Aug. 10–27: Playwright and Stanford scholar Cherríe Moraga has a brand new play called The Mathematics of Change opening soon at Brava for Women in the Arts (which she co-founded). Zahra says that when she was an English major at UC Berkeley, she came across a Moraga play, an adaptation of Medea, called The Hungry Woman. Zahra was so impressed at how Moraga took the canon of dead white males and adapted it to focus on a queer Mexican woman that she changed her major to theater, believing that was where she'd have more power to change the culture herself. The new play is set in L.A.’s Biltmore Hotel, with a Mexican-Indian woman based on Moraga's own mother succumbing to the early stages of Alzheimer’s and traveling through time. Details here.
Aug. 8 & 15: Zahra also wanted to highlight Goldenthread Productions' new play reading series, in which audiences can help shape the stories they end up seeing on stage. “New Threads” offers staged readings of brand new plays, including When Farah Cries by Mudar Alhaggi, set in Syria a year after the start of the Syrian civil war, and At The Periphery by Sedef Ecer, about migrants in Istanbul’s slums. Details for the shows at the Portrero Theater and at Brava are here.
Aug. 3–6: Like Sun Ra, Rahsaan Roland Kirk was a jazz master -- little remembered today, but a powerhouse in his time. He was blind, outspoken on racial politics of the '60s and '70s, and could play a flute with his nose, while harmonizing on two saxophones at the same time.
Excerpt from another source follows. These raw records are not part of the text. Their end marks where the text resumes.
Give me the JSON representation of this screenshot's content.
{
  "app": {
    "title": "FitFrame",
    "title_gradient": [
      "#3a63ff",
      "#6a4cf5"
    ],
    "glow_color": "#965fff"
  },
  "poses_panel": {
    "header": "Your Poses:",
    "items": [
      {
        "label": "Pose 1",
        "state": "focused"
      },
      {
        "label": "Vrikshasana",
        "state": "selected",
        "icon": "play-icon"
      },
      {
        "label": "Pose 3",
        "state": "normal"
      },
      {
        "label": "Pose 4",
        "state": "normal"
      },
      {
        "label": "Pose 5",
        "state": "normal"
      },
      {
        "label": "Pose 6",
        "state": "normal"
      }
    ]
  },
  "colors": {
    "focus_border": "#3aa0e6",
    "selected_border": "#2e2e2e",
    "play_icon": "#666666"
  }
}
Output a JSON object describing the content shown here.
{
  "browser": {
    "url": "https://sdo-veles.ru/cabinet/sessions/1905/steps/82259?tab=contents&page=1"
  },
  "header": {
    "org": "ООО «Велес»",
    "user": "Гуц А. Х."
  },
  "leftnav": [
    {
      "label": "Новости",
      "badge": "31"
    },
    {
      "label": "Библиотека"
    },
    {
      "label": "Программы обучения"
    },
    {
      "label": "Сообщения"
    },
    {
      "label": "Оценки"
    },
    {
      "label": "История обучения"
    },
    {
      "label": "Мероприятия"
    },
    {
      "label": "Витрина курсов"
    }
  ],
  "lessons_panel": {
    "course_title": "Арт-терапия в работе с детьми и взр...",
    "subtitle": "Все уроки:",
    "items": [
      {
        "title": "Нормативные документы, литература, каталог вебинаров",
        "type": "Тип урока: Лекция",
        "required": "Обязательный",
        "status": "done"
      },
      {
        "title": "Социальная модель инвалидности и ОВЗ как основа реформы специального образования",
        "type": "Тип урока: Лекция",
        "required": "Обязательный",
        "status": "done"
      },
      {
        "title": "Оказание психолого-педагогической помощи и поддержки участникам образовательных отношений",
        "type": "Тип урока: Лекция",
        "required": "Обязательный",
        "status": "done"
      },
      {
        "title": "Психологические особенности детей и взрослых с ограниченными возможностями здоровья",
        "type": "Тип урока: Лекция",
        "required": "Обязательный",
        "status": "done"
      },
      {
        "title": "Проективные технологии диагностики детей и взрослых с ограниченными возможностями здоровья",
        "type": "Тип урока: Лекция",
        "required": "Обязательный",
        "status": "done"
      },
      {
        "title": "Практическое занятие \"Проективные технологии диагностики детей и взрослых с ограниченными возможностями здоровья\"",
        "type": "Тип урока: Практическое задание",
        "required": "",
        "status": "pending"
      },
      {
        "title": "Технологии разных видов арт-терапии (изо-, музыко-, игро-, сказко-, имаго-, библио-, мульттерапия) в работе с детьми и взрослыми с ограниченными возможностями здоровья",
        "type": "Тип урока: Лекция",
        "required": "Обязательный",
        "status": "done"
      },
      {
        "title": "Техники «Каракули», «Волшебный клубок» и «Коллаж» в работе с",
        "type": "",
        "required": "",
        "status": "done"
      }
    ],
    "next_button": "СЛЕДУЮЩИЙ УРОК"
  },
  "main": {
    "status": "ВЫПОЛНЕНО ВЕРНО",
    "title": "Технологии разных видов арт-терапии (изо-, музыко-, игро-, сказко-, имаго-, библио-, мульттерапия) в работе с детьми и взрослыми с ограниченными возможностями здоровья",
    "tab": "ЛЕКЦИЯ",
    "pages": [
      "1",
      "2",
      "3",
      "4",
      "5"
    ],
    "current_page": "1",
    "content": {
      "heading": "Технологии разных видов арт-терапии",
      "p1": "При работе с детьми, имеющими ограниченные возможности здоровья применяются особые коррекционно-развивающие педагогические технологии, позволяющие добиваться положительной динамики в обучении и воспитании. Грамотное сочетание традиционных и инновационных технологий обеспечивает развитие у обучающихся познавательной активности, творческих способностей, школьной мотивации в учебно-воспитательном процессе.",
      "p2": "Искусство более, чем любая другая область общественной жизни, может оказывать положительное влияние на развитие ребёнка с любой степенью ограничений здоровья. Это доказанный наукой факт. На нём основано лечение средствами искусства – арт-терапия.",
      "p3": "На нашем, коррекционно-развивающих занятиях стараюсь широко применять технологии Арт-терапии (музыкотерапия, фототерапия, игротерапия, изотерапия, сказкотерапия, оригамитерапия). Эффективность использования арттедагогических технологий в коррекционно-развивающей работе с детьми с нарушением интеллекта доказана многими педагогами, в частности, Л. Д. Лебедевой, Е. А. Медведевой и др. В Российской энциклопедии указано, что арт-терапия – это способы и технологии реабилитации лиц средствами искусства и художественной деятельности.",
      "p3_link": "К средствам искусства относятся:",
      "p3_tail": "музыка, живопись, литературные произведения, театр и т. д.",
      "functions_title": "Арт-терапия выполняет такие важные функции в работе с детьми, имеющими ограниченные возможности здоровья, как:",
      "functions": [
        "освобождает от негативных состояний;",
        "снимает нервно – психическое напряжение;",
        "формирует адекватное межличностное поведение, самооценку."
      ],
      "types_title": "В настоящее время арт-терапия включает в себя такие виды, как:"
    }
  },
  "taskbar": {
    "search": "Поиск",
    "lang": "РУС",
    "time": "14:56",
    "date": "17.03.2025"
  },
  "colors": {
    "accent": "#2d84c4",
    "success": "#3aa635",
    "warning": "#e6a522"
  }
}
Kirk's been gone since 1977, but every year Cafe Stritch in San Jose (named for a saxophone Kirk himself designed) presents a Rahsaanathon: four days in Kirk’s honor, with a terrific band led by Steve Turre, a former Kirk sideman, with James Carter on sax. The shows have been some of the best jazz I've ever seen. Details here.
Aug. 12: One more item -- a Noorbaksh performance. Berkeley's EastWind Books specializes in books on Asian-American culture and ethnic studies, and they're throwing the third annual Stand Up for Books fundraiser with some high powered comedic talent: W. Kamau Bell, Irene Tu, and, of course, Zahra Noorbakhsh. Details for the fundraiser at Alameda's Rhythmix Cultural Center are here.